Slow motion is better than no motion (that’s what she said) and that’s what NFL and NFL players union are banking on by allowing Federal mediation as a possible means of settling their labour dispute.
The Federal Mediation and Conciliation Service announced today that the NFL and NFL’s player union had agreed to allow the agency to be involved in the negotiations. But don’t expect to hear any details from the agency about the proceedings.
George H. Cohen, the agency’s director was quoted in the Washington Post, saying
“I have had separate, informal discussions with the key representatives of the National Football League and the National Football League Players Association during the course of their negotiations for a successor collective bargaining agreement,” Cohen said in a written statement. “At the invitation of the FMCS, and with the agreement of both parties, the ongoing negotiations will now be conducted under my auspices in Washington, D.C., commencing Friday, February 18…Due to the extreme sensitivity of these negotiations and consistent with the FMCS’s long-standing practice, the Agency will refrain from any public comment concerning the future schedule and/or the status of those negotiations until further notice.”
With the March “almost midnight” on the 3rd, deadline quickly approaching to hammer out a new CBA, this is probably the best-case scenario for both sides, particularly the players. The Federal Mediation and Conciliation Service is a federal agency created in 1947 to promote cooperative labor resolutions, and cooperating isn’t exactly an activity the owners and players are the best at doing.
Just earlier this week, the NFL filed a grievance to the National Labour Relations Board, claiming the union was refusing to bargain in good faith. And back and forth it has gone as both sides definitely don’t trust each other. To put it plainly, there’s going to be a lot of bad blood and hurdles to cross for the Federal Mediator in dealing with both parties.
Of course, the gambling industry will be keeping a close eye on how these proceedings play out.

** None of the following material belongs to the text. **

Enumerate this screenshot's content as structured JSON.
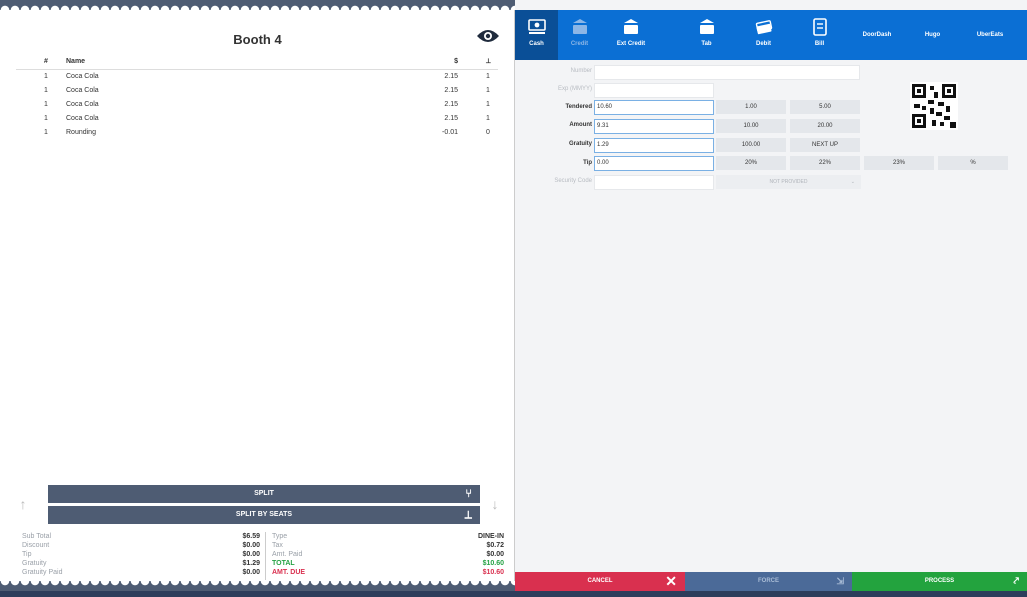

Obviously, just as much as the fans would hate a lockout, bettors would hate one even more, which means the gaming industry needs an NFL lockout like we all need wooden legs and holes in our heads.